In the past few months, North Korea has been ramping up the intensity of its ballistic tests. In a span of fewer than two weeks, the country has fired a dozen missiles, which were separated into six separate launches. At the same time that the United Nations Security Council met on Thursday to examine an earlier launch on Tuesday, two fresh launches took place over the Korean peninsula and 12 fighter planes passed overhead. According to Antoine Bondaz, a researcher at the Foundation for Strategic Research, “this is an exceptional year” in terms of the number of trials that have taken place so far in 2018.
Pyongyang, which was particularly impacted by the Covid-19 outbreak, had decreased the pace of its armed provocation for the previous two years. But there are signs of improvement. According to Antoine Bondaz’s explanation, North Korea conducted a total of 27 ballistic tests in 2019, although the number has already surpassed thirty this year. On the other hand, it is not out of the ordinary for Pyongyang to conduct many training shots. According to the expert, Kim Jong Un has also participated in more ballistic testing in one year than his father did in fifteen years combined. Raphaelle Pierre, a Ph.D. student in political science at Inalco, opines that “it’s a form of resumption of ordinary activities of North Korea” for her part in the analysis.
The “door of opportunity” that Pyongyang has.
According to Antoine Bondaz, though, there is a “window of opportunity” for North Korea right now. A scientist has deciphered that “now there are three dynamics for the benefit of North Korea: the trivialization of the tests which have multiplied over the years, a distraction – the international community is focused on Ukraine – and a worldwide discord.” The world community’s attention has been diverted away from the Korean peninsula in recent years as a direct result of the Russian invasion. And in the process, it destroys itself for the advantage of the authoritarian state.

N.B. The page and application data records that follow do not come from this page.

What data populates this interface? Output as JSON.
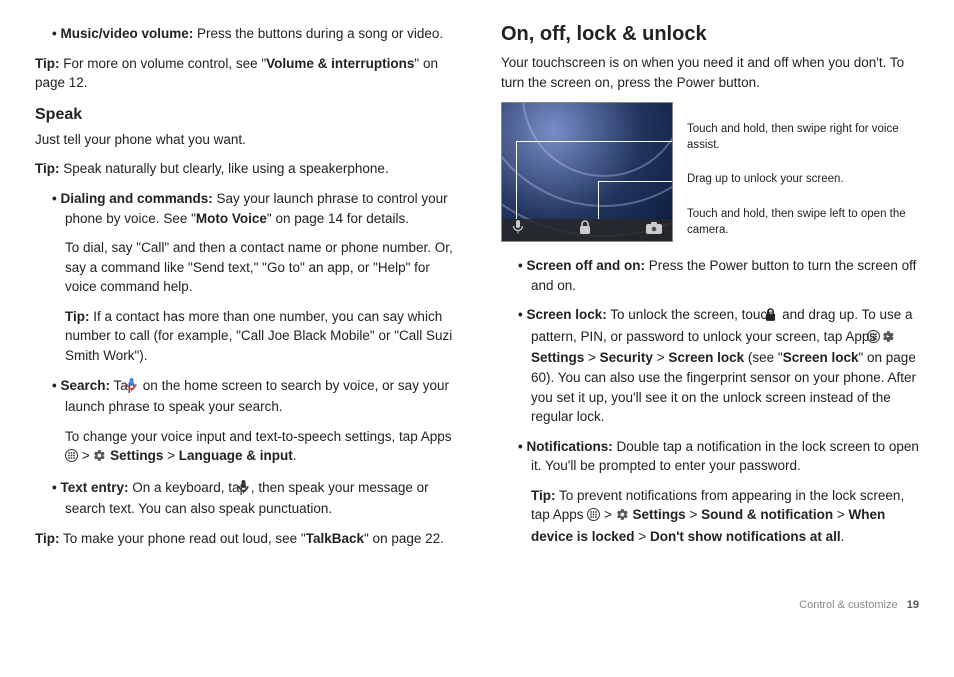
{
  "left": {
    "bullet_mv": {
      "lead": "Music/video volume:",
      "rest": " Press the buttons during a song or video."
    },
    "tip_volume": {
      "prefix": "Tip:",
      "mid": " For more on volume control, see \"",
      "link": "Volume & interruptions",
      "suffix": "\" on page 12."
    },
    "speak_heading": "Speak",
    "speak_intro": "Just tell your phone what you want.",
    "tip_speak": {
      "prefix": "Tip:",
      "rest": " Speak naturally but clearly, like using a speakerphone."
    },
    "dialing": {
      "lead": "Dialing and commands:",
      "rest": " Say your launch phrase to control your phone by voice. See \"",
      "link": "Moto Voice",
      "suffix": "\" on page 14 for details."
    },
    "dialing_p2": "To dial, say \"Call\" and then a contact name or phone number. Or, say a command like \"Send text,\" \"Go to\" an app, or \"Help\" for voice command help.",
    "dialing_tip": {
      "prefix": "Tip:",
      "rest": " If a contact has more than one number, you can say which number to call (for example, \"Call Joe Black Mobile\" or \"Call Suzi Smith Work\")."
    },
    "search": {
      "lead": "Search:",
      "pre": " Tap ",
      "post": " on the home screen to search by voice, or say your launch phrase to speak your search."
    },
    "search_p2_pre": "To change your voice input and text-to-speech settings, tap Apps ",
    "search_p2_settings": " Settings",
    "search_p2_lang": "Language & input",
    "text_entry": {
      "lead": "Text entry:",
      "pre": " On a keyboard, tap ",
      "post": ", then speak your message or search text. You can also speak punctuation."
    },
    "talkback": {
      "prefix": "Tip:",
      "mid": " To make your phone read out loud, see \"",
      "link": "TalkBack",
      "suffix": "\" on page 22."
    }
  },
  "right": {
    "heading": "On, off, lock & unlock",
    "intro": "Your touchscreen is on when you need it and off when you don't. To turn the screen on, press the Power button.",
    "hint1": "Touch and hold, then swipe right for voice assist.",
    "hint2": "Drag up to unlock your screen.",
    "hint3": "Touch and hold, then swipe left to open the camera.",
    "screen_off": {
      "lead": "Screen off and on:",
      "rest": " Press the Power button to turn the screen off and on."
    },
    "screen_lock": {
      "lead": "Screen lock:",
      "pre": " To unlock the screen, touch ",
      "mid1": " and drag up. To use a pattern, PIN, or password to unlock your screen, tap Apps ",
      "settings": " Settings",
      "sec": "Security",
      "sl": "Screen lock",
      "mid2": " (see \"",
      "link": "Screen lock",
      "mid3": "\" on page 60). You can also use the fingerprint sensor on your phone. After you set it up, you'll see it on the unlock screen instead of the regular lock."
    },
    "notif": {
      "lead": "Notifications:",
      "rest": " Double tap a notification in the lock screen to open it. You'll be prompted to enter your password."
    },
    "notif_tip": {
      "prefix": "Tip:",
      "pre": " To prevent notifications from appearing in the lock screen, tap Apps ",
      "settings": " Settings",
      "sn": "Sound & notification",
      "wdl": "When device is locked",
      "dsa": "Don't show notifications at all"
    }
  },
  "footer": {
    "section": "Control & customize",
    "page": "19"
  }
}
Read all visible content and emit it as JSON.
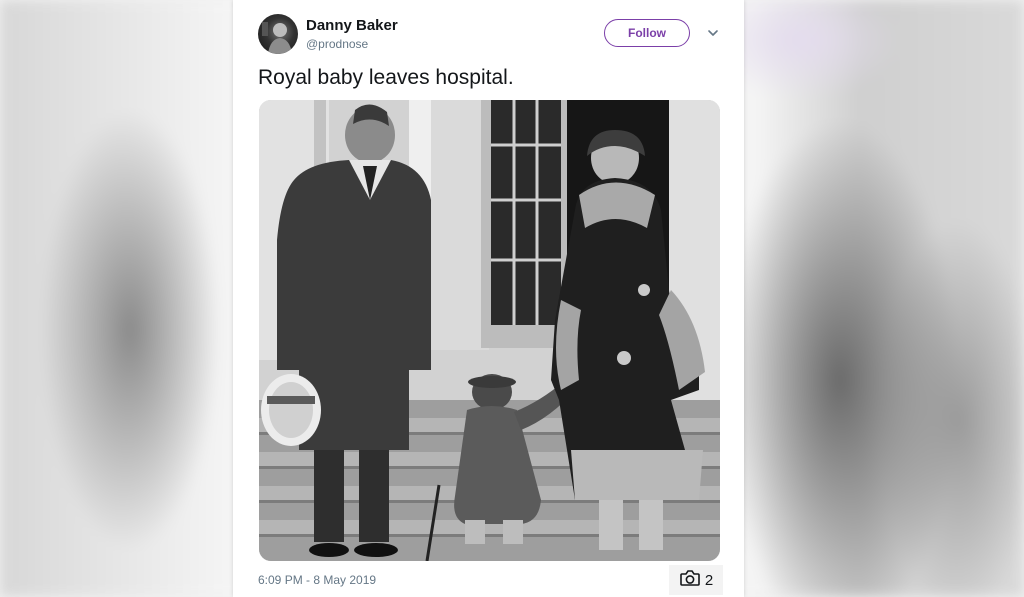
{
  "tweet": {
    "user": {
      "name": "Danny Baker",
      "handle": "@prodnose"
    },
    "follow_label": "Follow",
    "text": "Royal baby leaves hospital.",
    "timestamp": "6:09 PM - 8 May 2019",
    "photo_count": "2",
    "icons": {
      "menu": "chevron-down-icon",
      "photos": "camera-icon"
    },
    "colors": {
      "accent": "#7b3fa8",
      "text": "#14171a",
      "muted": "#657786"
    }
  }
}
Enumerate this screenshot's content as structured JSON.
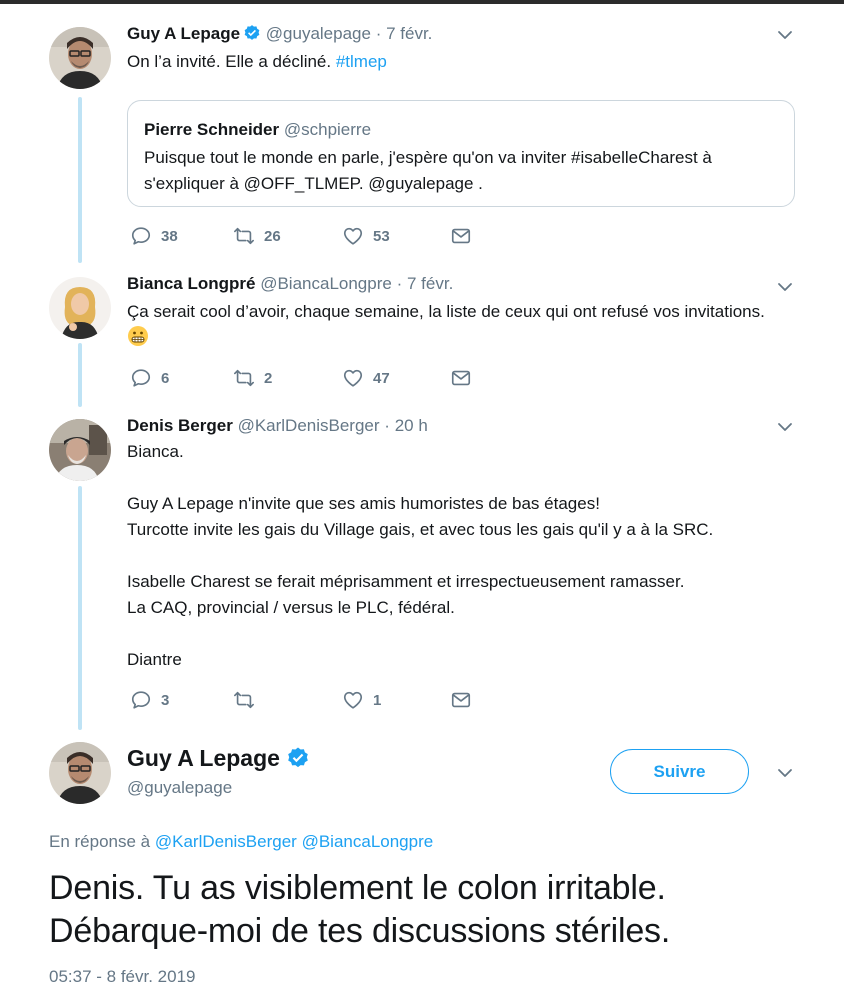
{
  "colors": {
    "accent": "#1da1f2",
    "muted": "#657786",
    "thread_line": "#bfe3f5",
    "border": "#ccd6dd"
  },
  "tweets": [
    {
      "name": "Guy A Lepage",
      "verified": true,
      "handle": "@guyalepage",
      "dot": "·",
      "time": "7 févr.",
      "text": "On l’a invité. Elle a décliné. ",
      "hashtag": "#tlmep",
      "quote": {
        "name": "Pierre Schneider",
        "handle": "@schpierre",
        "text": "Puisque tout le monde en parle, j'espère qu'on va inviter #isabelleCharest à s'expliquer à @OFF_TLMEP.  @guyalepage ."
      },
      "replies": "38",
      "retweets": "26",
      "likes": "53"
    },
    {
      "name": "Bianca Longpré",
      "handle": "@BiancaLongpre",
      "dot": "·",
      "time": "7 févr.",
      "text": "Ça serait cool d’avoir, chaque semaine, la liste de ceux qui ont refusé vos invitations.",
      "emoji": "grimacing-face",
      "replies": "6",
      "retweets": "2",
      "likes": "47"
    },
    {
      "name": "Denis Berger",
      "handle": "@KarlDenisBerger",
      "dot": "·",
      "time": "20 h",
      "lines": [
        "Bianca.",
        "",
        "Guy A Lepage n'invite que ses amis humoristes de bas étages!",
        "Turcotte invite les gais du Village gais, et avec tous les gais qu'il y a à la SRC.",
        "",
        "Isabelle Charest se ferait méprisamment et irrespectueusement ramasser.",
        "La CAQ, provincial / versus le PLC, fédéral.",
        "",
        "Diantre"
      ],
      "replies": "3",
      "retweets": "",
      "likes": "1"
    }
  ],
  "main": {
    "name": "Guy A Lepage",
    "verified": true,
    "handle": "@guyalepage",
    "follow_label": "Suivre",
    "reply_prefix": "En réponse à ",
    "reply_mentions": [
      "@KarlDenisBerger",
      "@BiancaLongpre"
    ],
    "text_line1": "Denis. Tu as visiblement le colon irritable.",
    "text_line2": "Débarque-moi de tes discussions stériles.",
    "timestamp": "05:37 - 8 févr. 2019"
  }
}
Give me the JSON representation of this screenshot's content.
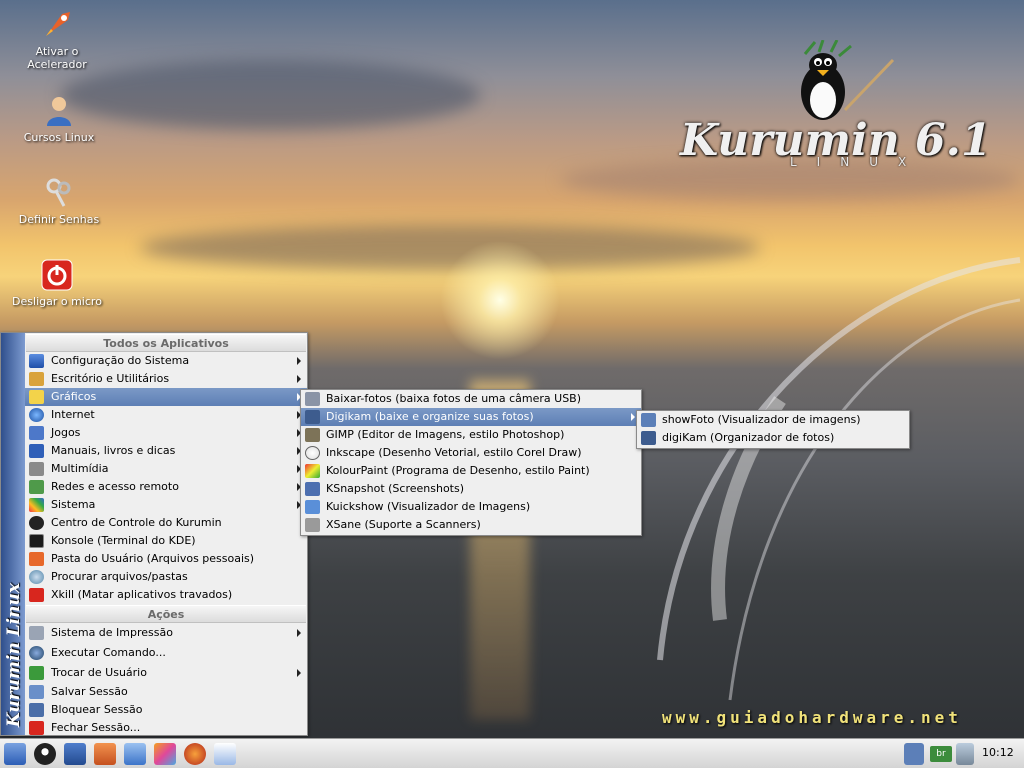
{
  "desktop": {
    "icons": [
      {
        "label": "Ativar o Acelerador",
        "icon": "rocket-icon"
      },
      {
        "label": "Cursos Linux",
        "icon": "user-icon"
      },
      {
        "label": "Definir Senhas",
        "icon": "keys-icon"
      },
      {
        "label": "Desligar o micro",
        "icon": "power-icon"
      }
    ],
    "wallpaper": {
      "logo_text": "Kurumin 6.1",
      "logo_sub": "LINUX",
      "url": "www.guiadohardware.net"
    }
  },
  "kmenu": {
    "side_text": "Kurumin Linux",
    "sections": {
      "apps_header": "Todos os Aplicativos",
      "actions_header": "Ações"
    },
    "apps": [
      {
        "label": "Configuração do Sistema",
        "icon": "monitor-icon",
        "submenu": true
      },
      {
        "label": "Escritório e Utilitários",
        "icon": "office-icon",
        "submenu": true
      },
      {
        "label": "Gráficos",
        "icon": "graphics-icon",
        "submenu": true,
        "highlighted": true
      },
      {
        "label": "Internet",
        "icon": "globe-icon",
        "submenu": true
      },
      {
        "label": "Jogos",
        "icon": "games-icon",
        "submenu": true
      },
      {
        "label": "Manuais, livros e dicas",
        "icon": "help-icon",
        "submenu": true
      },
      {
        "label": "Multimídia",
        "icon": "multimedia-icon",
        "submenu": true
      },
      {
        "label": "Redes e acesso remoto",
        "icon": "network-icon",
        "submenu": true
      },
      {
        "label": "Sistema",
        "icon": "system-icon",
        "submenu": true
      },
      {
        "label": "Centro de Controle do Kurumin",
        "icon": "tux-icon",
        "submenu": false
      },
      {
        "label": "Konsole (Terminal do KDE)",
        "icon": "terminal-icon",
        "submenu": false
      },
      {
        "label": "Pasta do Usuário (Arquivos pessoais)",
        "icon": "home-icon",
        "submenu": false
      },
      {
        "label": "Procurar arquivos/pastas",
        "icon": "search-icon",
        "submenu": false
      },
      {
        "label": "Xkill (Matar aplicativos travados)",
        "icon": "xkill-icon",
        "submenu": false
      }
    ],
    "actions": [
      {
        "label": "Sistema de Impressão",
        "icon": "printer-icon",
        "submenu": true
      },
      {
        "label": "Executar Comando...",
        "icon": "run-icon",
        "submenu": false
      },
      {
        "label": "Trocar de Usuário",
        "icon": "switch-user-icon",
        "submenu": true
      },
      {
        "label": "Salvar Sessão",
        "icon": "save-session-icon",
        "submenu": false
      },
      {
        "label": "Bloquear Sessão",
        "icon": "lock-icon",
        "submenu": false
      },
      {
        "label": "Fechar Sessão...",
        "icon": "logout-icon",
        "submenu": false
      }
    ]
  },
  "graficos_menu": [
    {
      "label": "Baixar-fotos (baixa fotos de uma câmera USB)",
      "icon": "camera-icon",
      "submenu": false
    },
    {
      "label": "Digikam (baixe e organize suas fotos)",
      "icon": "digikam-icon",
      "submenu": true,
      "highlighted": true
    },
    {
      "label": "GIMP (Editor de Imagens, estilo Photoshop)",
      "icon": "gimp-icon",
      "submenu": false
    },
    {
      "label": "Inkscape (Desenho Vetorial, estilo Corel Draw)",
      "icon": "inkscape-icon",
      "submenu": false
    },
    {
      "label": "KolourPaint (Programa de Desenho, estilo Paint)",
      "icon": "paint-icon",
      "submenu": false
    },
    {
      "label": "KSnapshot (Screenshots)",
      "icon": "snapshot-icon",
      "submenu": false
    },
    {
      "label": "Kuickshow (Visualizador de Imagens)",
      "icon": "viewer-icon",
      "submenu": false
    },
    {
      "label": "XSane (Suporte a Scanners)",
      "icon": "scanner-icon",
      "submenu": false
    }
  ],
  "digikam_menu": [
    {
      "label": "showFoto (Visualizador de imagens)",
      "icon": "showfoto-icon"
    },
    {
      "label": "digiKam (Organizador de fotos)",
      "icon": "digikam-icon"
    }
  ],
  "taskbar": {
    "clock": "10:12",
    "keyboard_layout": "br",
    "launchers": [
      "kde-menu-icon",
      "tux-icon",
      "desktops-icon",
      "home-icon",
      "window-icon",
      "butterfly-icon",
      "firefox-icon",
      "edit-icon"
    ]
  }
}
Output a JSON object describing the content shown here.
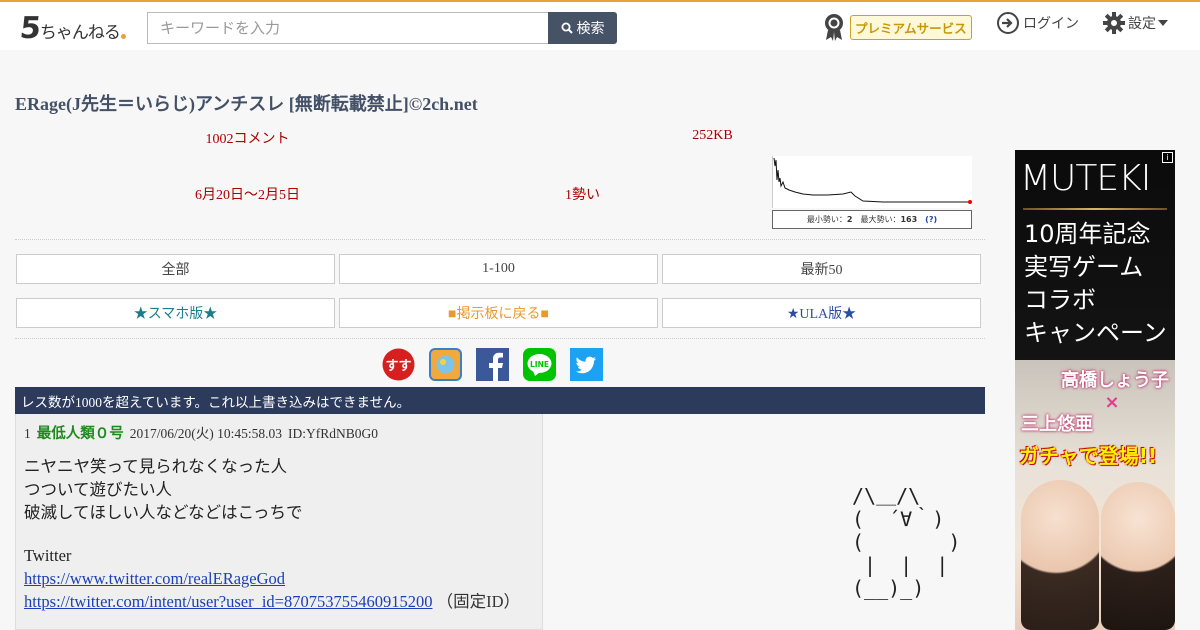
{
  "header": {
    "logo_number": "5",
    "logo_kana": "ちゃんねる",
    "search_placeholder": "キーワードを入力",
    "search_button": "検索",
    "premium_label": "プレミアムサービス",
    "login_label": "ログイン",
    "settings_label": "設定"
  },
  "thread": {
    "title": "ERage(J先生＝いらじ)アンチスレ [無断転載禁止]©2ch.net",
    "comments": "1002コメント",
    "size": "252KB",
    "dates": "6月20日〜2月5日",
    "momentum": "1勢い",
    "graph": {
      "min_label": "最小勢い：",
      "min_value": "2",
      "max_label": "最大勢い：",
      "max_value": "163",
      "help": "(?)"
    }
  },
  "nav": {
    "all": "全部",
    "range": "1-100",
    "latest": "最新50",
    "smartphone": "★スマホ版★",
    "board": "■掲示板に戻る■",
    "ula": "★ULA版★"
  },
  "share": {
    "icons": [
      "sussu-icon",
      "hatena-icon",
      "facebook-icon",
      "line-icon",
      "twitter-icon"
    ],
    "colors": {
      "sussu": "#d62020",
      "facebook": "#3b5998",
      "line": "#00c300",
      "twitter": "#1da1f2"
    }
  },
  "notice": "レス数が1000を超えています。これ以上書き込みはできません。",
  "post": {
    "number": "1",
    "name": "最低人類０号",
    "datetime": "2017/06/20(火) 10:45:58.03",
    "id": "ID:YfRdNB0G0",
    "lines": [
      "ニヤニヤ笑って見られなくなった人",
      "つついて遊びたい人",
      "破滅してほしい人などなどはこっちで"
    ],
    "twitter_label": "Twitter",
    "link1": "https://www.twitter.com/realERageGod",
    "link2": "https://twitter.com/intent/user?user_id=870753755460915200",
    "link2_note": "（固定ID）"
  },
  "ascii_art": "/\\＿/\\\n(  ´∀｀)\n(       )\n |  |  |\n(__)_)",
  "ad": {
    "brand": "MUTEKI",
    "headline_lines": [
      "10周年記念",
      "実写ゲーム",
      "コラボ",
      "キャンペーン"
    ],
    "name1": "高橋しょう子",
    "cross": "×",
    "name2": "三上悠亜",
    "cta": "ガチャで登場!!",
    "info": "i"
  }
}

Because of vetoes cast by China and Russia in May of this year, the Asian nation was spared additional United Nations sanctions that were intended to penalise it for its missile tests. “The more dissension there is between China and the United States, the more room for manoeuvre a state like North Korea enjoys; and she is very skilful in playing on these dissensions and increasing them,” notes Guibourg Delamotte, a lecturer at Inalco and researcher at the French Institute for Research on East Asia. “The more dissension there is between China and the United States, the more room for manoeuvre a state like North Korea enjoys; and she is very skilled Her words were, “North Korea is an adjustment variable: when things are going well between China and the United States, Beijing votes on the resolutions.” She was speaking of the relationship between China and the United States. If not, it presents an opportunity to challenge the government in Washington.
Demonstrate that you can be trusted.
The current state of international affairs is consequently advantageous for Pyongyang, which is seizing the opportunity to “upgrade its ballistic arsenal,” as Raphael Pierre states. The “irreversible” character of North Korea’s status as nuclear power was officially acknowledged by the country in September. In a nutshell, the authoritarian leadership now has the legal authority to carry out a preventative nuclear strike whenever it deems that it is in danger. “North Korea wants to be seen as a state with nuclear weapons and these tests are a method of demonstrating its credibility,” notes the PhD student, who goes on to specify that the dictatorship does not aim to use the atomic bomb in any form. “These tests are a way of proving its credibility,”
Pyongyang has unequivocally demonstrated that it does not intend to denuclearize its nuclear arsenal. According to Antoine Bondaz’s recollection, “the constitution was revised in 2012 to include nuclear weapons; to my knowledge, it is the only country in the world that has done that.” The most recent North Korean ballistic tests involved missiles with a range between short and medium.
Attacks with missiles directed at “American imperialism”
Because of Pyongyang’s ballistic tests, which contribute to the modification of the existing power balance on the peninsula. The tensions are also very apparent, as seen by the fact that the vice president of the United States travelled to Seoul the week before last in order to fortify the security partnership with South Korea. A few hours later, Kim Jong-un issued orders for the launch of two ballistic missiles with a short range. In recent weeks, Seoul, Tokyo, and Washington have significantly increased the scale of their cooperative military training, which includes anti-submarine warfare drills as well as large-scale naval operations. The North Korean government pays a lot of attention to the geopolitical situation in its neighbourhood.
“The tensions in Taiwan [between Washington and Beijing] encourage North Korea in the perception that “American imperialism” is a real threat. [Citation needed]” According to Pyongyang, the United States has “colonised” the southern portion of the Korean peninsula, as Raphaelle Pierre points out. The international diplomacy of Joe Biden, who has returned to a line comparable to that of Barack Obama and, unlike his predecessor, has not attempted to get closer to Kim Jong-un, is another factor that contributes to the revitalised aggressiveness of Pyongyang. Biden has returned to a line similar to that of Barack Obama.